What astonishing November weather. Rainfall records for the month throughout the region fell faster than the rain as the region’s big dry really started to bite and summer made a grand entrance.
In most parts of the region you’d have to go back decades to match the low rainfall, and in parts of Ōtaki and Wainuiomata you’d need a time machine to match records set in 1890 and 1893.
In fact, it was so dry that there were only four days with any recordable rain at Karori and Wainuiomata. These are both the record lowest for November since 1879 and 1890 respectively. Ōtaki had five days with rainfall which is the lowest there for November since 1893.
Here’s a regional round up of the big dry, collected by Greater Wellington Regional Council.
Exceptionally dry in (most of) the Wairarapa
November rainfall across the Wairarapa was exceptionally low. Only 8mm of rain was recorded at Masterton (14% of average) making it the driest November since at least 1992. At the Tauherenikau Racecourse there was just 14mm which makes it the lowest November total since records began in 1963. Across most of the Wairarapa monthly rainfall was less than 25% of the November average.
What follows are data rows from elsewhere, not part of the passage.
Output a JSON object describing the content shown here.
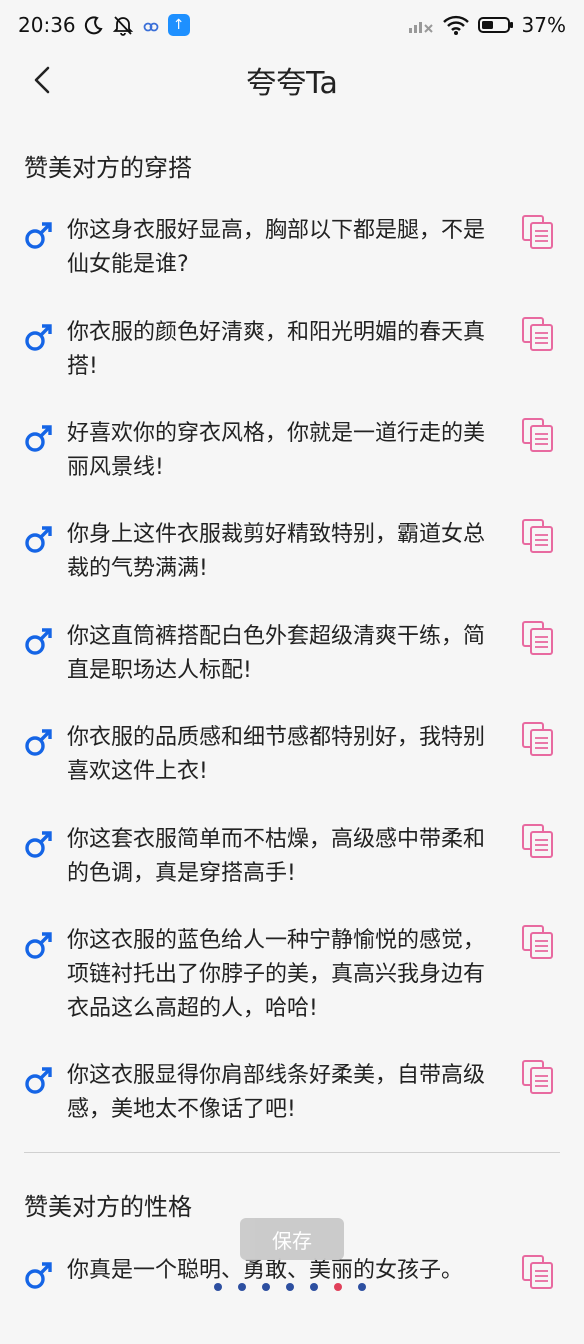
{
  "status_bar": {
    "time": "20:36",
    "battery": "37%",
    "colors": {
      "app_icon": "#1e90ff"
    }
  },
  "header": {
    "title": "夸夸Ta",
    "back_icon": "chevron-left-icon"
  },
  "sections": [
    {
      "title": "赞美对方的穿搭",
      "items": [
        "你这身衣服好显高，胸部以下都是腿，不是仙女能是谁?",
        "你衣服的颜色好清爽，和阳光明媚的春天真搭!",
        "好喜欢你的穿衣风格，你就是一道行走的美丽风景线!",
        "你身上这件衣服裁剪好精致特别，霸道女总裁的气势满满!",
        "你这直筒裤搭配白色外套超级清爽干练，简直是职场达人标配!",
        "你衣服的品质感和细节感都特别好，我特别喜欢这件上衣!",
        "你这套衣服简单而不枯燥，高级感中带柔和的色调，真是穿搭高手!",
        "你这衣服的蓝色给人一种宁静愉悦的感觉，项链衬托出了你脖子的美，真高兴我身边有衣品这么高超的人，哈哈!",
        "你这衣服显得你肩部线条好柔美，自带高级感，美地太不像话了吧!"
      ]
    },
    {
      "title": "赞美对方的性格",
      "items": [
        "你真是一个聪明、勇敢、美丽的女孩子。"
      ]
    }
  ],
  "save_button": {
    "label": "保存"
  },
  "pager": {
    "count": 7,
    "active_index": 5
  },
  "colors": {
    "male_icon": "#1565e6",
    "copy_icon": "#e86aa0",
    "dot": "#2d4fa0",
    "dot_active": "#e0405a"
  }
}
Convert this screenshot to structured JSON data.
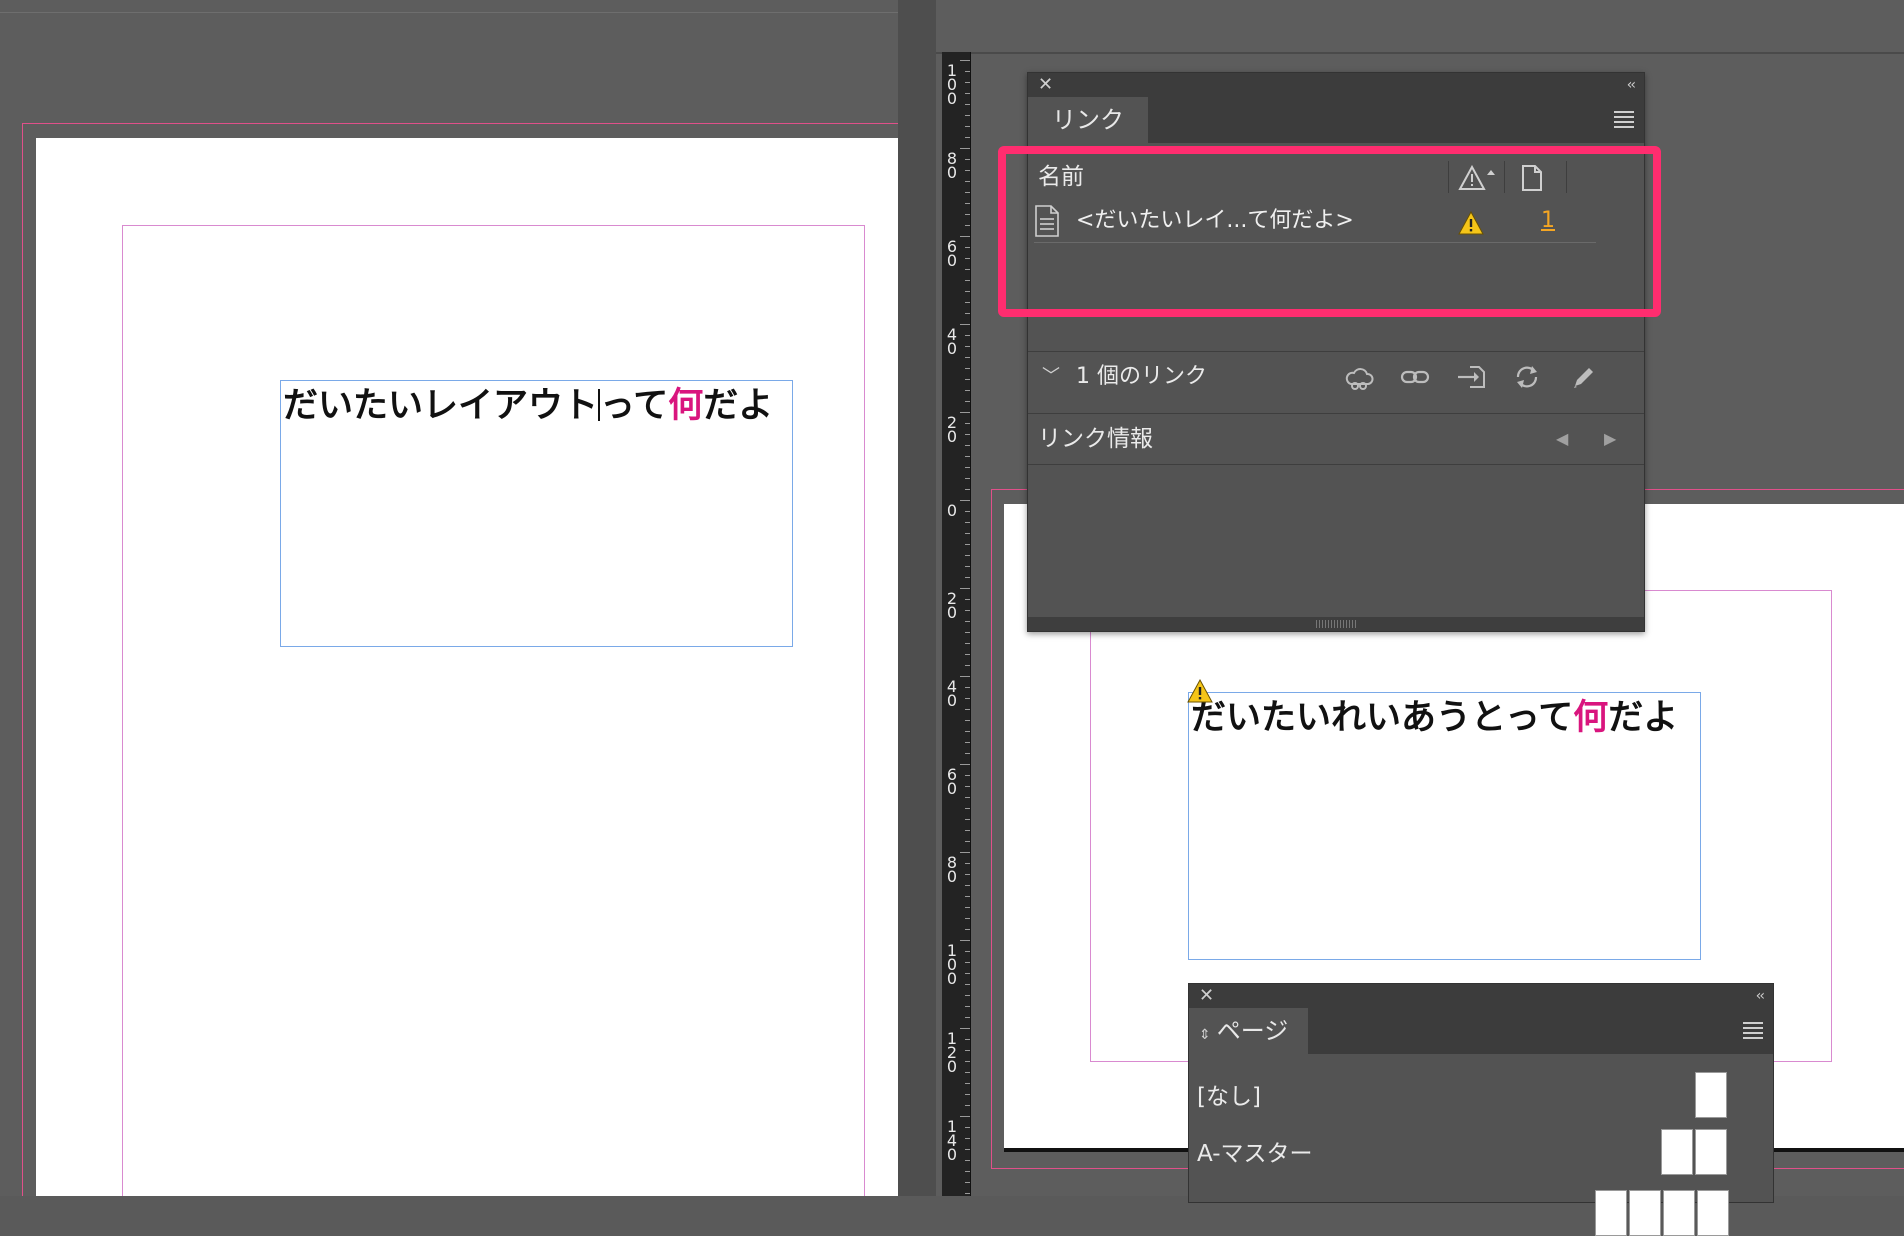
{
  "left_document": {
    "text_before_cursor": "だいたいレイアウト",
    "text_after_cursor": "って",
    "accent_char": "何",
    "text_end": "だよ"
  },
  "right_document": {
    "text_main": "だいたいれいあうとって",
    "accent_char": "何",
    "text_end": "だよ"
  },
  "vertical_ruler": {
    "labels": [
      "100",
      "80",
      "60",
      "40",
      "20",
      "0",
      "20",
      "40",
      "60",
      "80",
      "100",
      "120",
      "140"
    ]
  },
  "links_panel": {
    "close_glyph": "✕",
    "collapse_glyph": "‹‹",
    "tab_label": "リンク",
    "column_name_header": "名前",
    "rows": [
      {
        "name": "<だいたいレイ...て何だよ>",
        "page": "1",
        "status": "warning"
      }
    ],
    "footer_chevron": "﹀",
    "footer_count": "1 個のリンク",
    "footer_tools": [
      "cloud-link-icon",
      "relink-icon",
      "go-to-link-icon",
      "update-link-icon",
      "edit-original-icon"
    ],
    "info_title": "リンク情報",
    "info_prev": "◀",
    "info_next": "▶"
  },
  "pages_panel": {
    "close_glyph": "✕",
    "collapse_glyph": "‹‹",
    "sort_glyph": "⇕",
    "tab_label": "ページ",
    "masters": [
      "[なし]",
      "A-マスター"
    ]
  },
  "colors": {
    "accent_magenta": "#d9157e",
    "highlight_pink": "#ff2d6f",
    "warning_yellow": "#f5c518",
    "link_orange": "#f5a623",
    "frame_blue": "#7aa9e8"
  }
}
Isolated thunderstorms over the last week brought some intense downpours to some areas. Rainfall at Carterton and Greytown had been looking very low with 7mm and 9mm recorded respectively until the 26th when Carterton received 74mm of rain in three days, which included a very intense downpour of 45mm that occurred over just two hours on the 29th. The monthly rainfall that had been heading towards 12% of average ended up being 140% of average.
Wellington, Hutt and Kāpiti hit by big dry
Rainfall records have been plundered across Wellington, Hutt valley and the Kāpiti Coast with monthly averages barely reaching 25% of normal. The November rainfall total of 17.5mm recorded at Karori Reservoir (Zealandia) is the second lowest November total since records began in 1879. The only lower November total was 72 years ago in 1945. At Wainuiomata the 27mm total is the lowest November rainfall since records started in 1890.
Ōtaki and Waikanae received November rainfall of 21mm and 26mm respectively both 25% of normal. Rainfall has been measured within Ōtaki township 1893 and this is the lowest November total that has been recorded since then. Waikanae rainfall was the lowest for November since 1969.
Other November totals around the region include; Miramar 8mm, Hataitai 11mm, Berhampore 14mm, Khandallah 15mm, Woodridge and Paparangi 20mm, Plimmerton and Whitby 19mm, Lower Hutt 21mm, Pinehaven 33mm, Belmont 25mm, Maymorn 26mm, Te Marua 44mm, Paekākāariki 17mm, Te Horo 19mm, Mauriceville 32mm, Longbush 11mm, Tanawa Hut (near Tinui) 13mm, Masterton 8mm, Lake Wairarapa 13mm.
Even the Tararua ranges were dry
The normally soaking Taraura ranges were also bathed in uncharacteristic sunshine.
The network of rain gauges high within the Tararua Range shows the low November rainfall extended into the mountains. In the headwaters of the Ōtaki River catchment 120mm of rain was recorded, this being 24% of average and the lowest November total since 1991. The region’s wettest spot the Angle Knob rain gauge (average yearly rainfall of 7000mm) high in the headwaters of the Waingawa River only received 200mm, which is 30% of average and the lowest November total there since 1985.
Rivers receding rapidly
River flows across the region have been very low during November with most monitored sites being around 20% to 40% of average. The Hutt River and tributaries saw only 25% of the normally expected November flow. Other monthly flow percentages include: Wainuiomata River (30%), Porirua Stream (40%), Waikanae and Ōtaki rivers (35%), Ruamahanga River (30%), Waiohine and Waingawa rivers (30%), Pahaoa River (20%).
The very lowest flow measured in the Hutt River towards the end of the month was quite significant, with a frequency of occurrence around 1 in 30-years (3%) during November. River flow will typically drop lower than this during summer but to see the river this low during November is rare. The Wainuiomata, Waiohine, Tauherenikau and Ruamahanga rivers also recorded very low flows falling to levels expected once in 20-years during November.
Along with stress on the public water supplies, low flow restrictions on irrigators may begin to bite earlier than normal if the dry conditions continue.
Topsy turvy rainfall rollercoaster
2017 has been a highly variable year for rainfall. Since rainfall records began in 1980 at Orongorongo range: April was the wettest; June the 2nd driest; July the 3rd wettest; August the 4th wettest; October the driest; and November the driest.
Highlights – a showcase of broken records
Karori (at Zealandia) 15.5mm1945
Tararua ( Ōtaki River catchment)120mm1991